Milton also says we need better communication between physicians at every step. If a patient goes into the ER, it’s essential that that patient’s primary care physician and specialists know what happened and why. She’d also like to see more consistent quality control when it comes to giving care.

“I’d love to see doctors using checklists like pilots do,” she said. “Hospitals that have tried something as simple as making doctors use a checklist before a procedure to make sure everything has been done have seen medical errors drop dramatically.”

Doctors also need to have access to, and actually read, relevant test results. Milton has story after story of patients who suffered harm because doctors didn’t read test results.

Finally, the medical profession as a whole needs to have the freedom to bring forward these types of issues without the fear of penalty or lawsuit. In too many cases, government sanctions and insurance company policies have backfired and actually made the situation worse. For example, hospitals are under tremendous pressure to discharge patients earlier, while at the same time providing better patient education, often to acutely ill patients. As a result of this herculean task, hospital systems are increasingly turning to home healthcare companies and primary care physicians to fill in the gaps and help prevent a rehospitalization, which can often trigger a penalty for everyone involved.

“Hospitals are incentivized to see patients in the ER and not admit them,” Milton said. “You can see how care gets denied and how patients fall through the cracks with this approach. A patient will get discharged, but they’ll still be obese and diabetic when they get home. Then something new will happen and they’ll need to go back to the hospital, but guess what? The hospital won’t readmit them because of the sanction and they won’t get the treatment they need.

“We can do better.
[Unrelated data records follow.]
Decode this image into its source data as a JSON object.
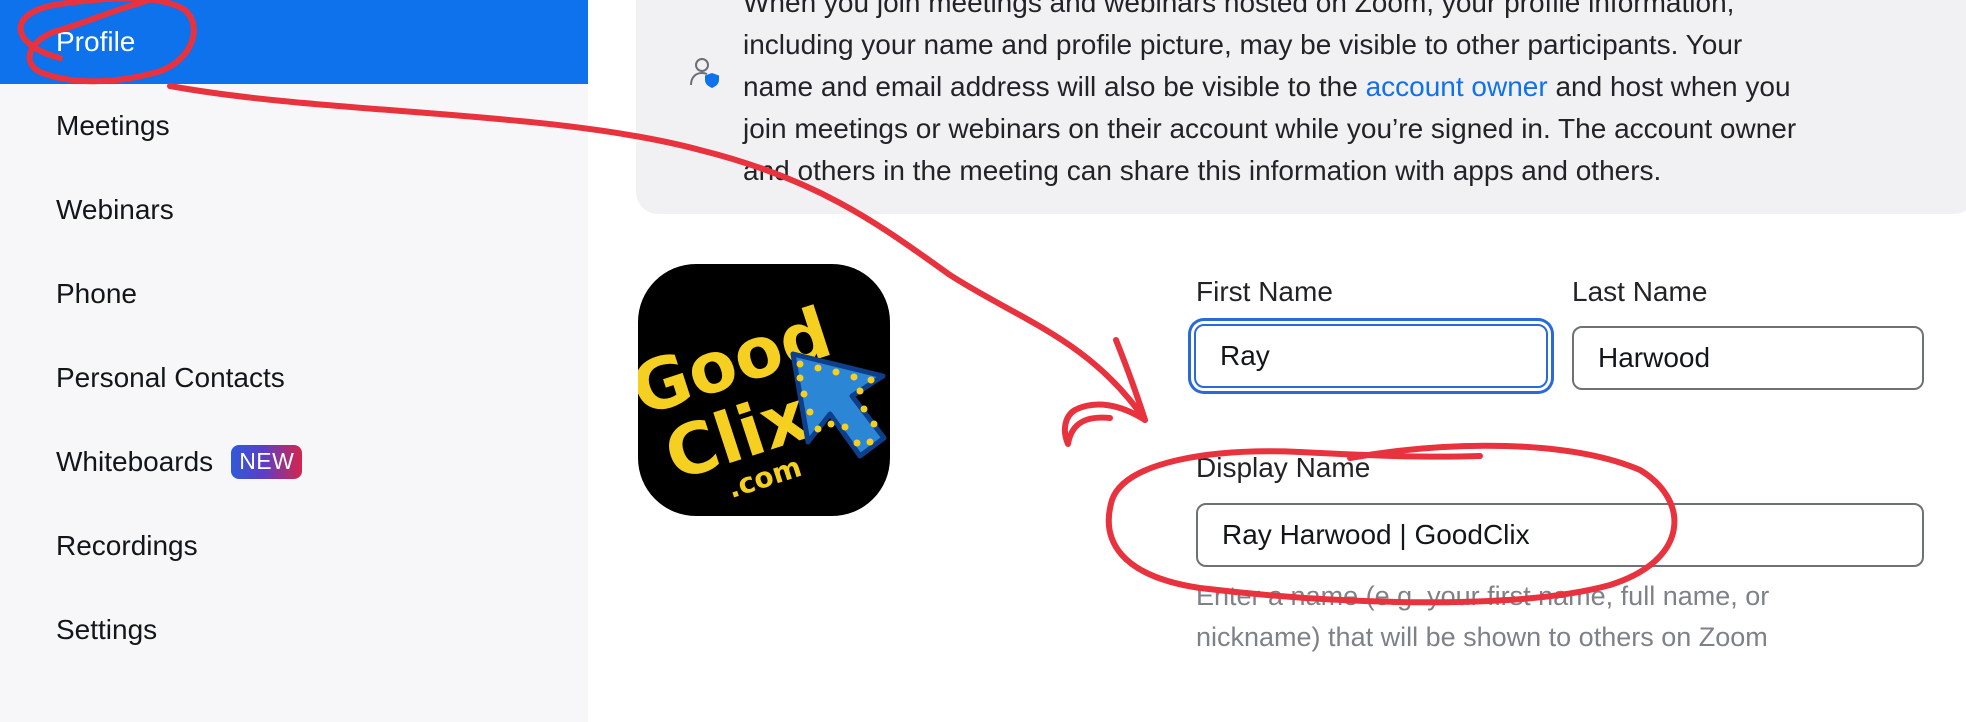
{
  "sidebar": {
    "items": [
      {
        "label": "Profile",
        "active": true
      },
      {
        "label": "Meetings"
      },
      {
        "label": "Webinars"
      },
      {
        "label": "Phone"
      },
      {
        "label": "Personal Contacts"
      },
      {
        "label": "Whiteboards",
        "badge": "NEW"
      },
      {
        "label": "Recordings"
      },
      {
        "label": "Settings"
      }
    ]
  },
  "info": {
    "line1": "When you join meetings and webinars hosted on Zoom, your profile information,",
    "line2": "including your name and profile picture, may be visible to other participants. Your",
    "line3_before": "name and email address will also be visible to the ",
    "link": "account owner",
    "line3_after": " and host when you",
    "line4": "join meetings or webinars on their account while you’re signed in. The account owner",
    "line5": "and others in the meeting can share this information with apps and others."
  },
  "profile": {
    "logo_text_1": "Good",
    "logo_text_2": "Clix",
    "logo_text_3": ".com"
  },
  "form": {
    "first_name_label": "First Name",
    "first_name_value": "Ray",
    "last_name_label": "Last Name",
    "last_name_value": "Harwood",
    "display_name_label": "Display Name",
    "display_name_value": "Ray Harwood | GoodClix",
    "display_name_hint_1": "Enter a name (e.g. your first name, full name, or",
    "display_name_hint_2": "nickname) that will be shown to others on Zoom"
  },
  "colors": {
    "accent": "#0e72ed",
    "annotation": "#e8323e"
  }
}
Unless everybody talks to each other, we’ll never get good outcomes.”

If you have any questions on the scientific content of this article, please call a Life Extension® Wellness Specialist at 1-866-864-3027.

Patient Care Advocates can be contacted at:

  1. 2122 N. Craycroft, Suite 116
  2. Tucson, AZ 85712
  3. (520) 546-4141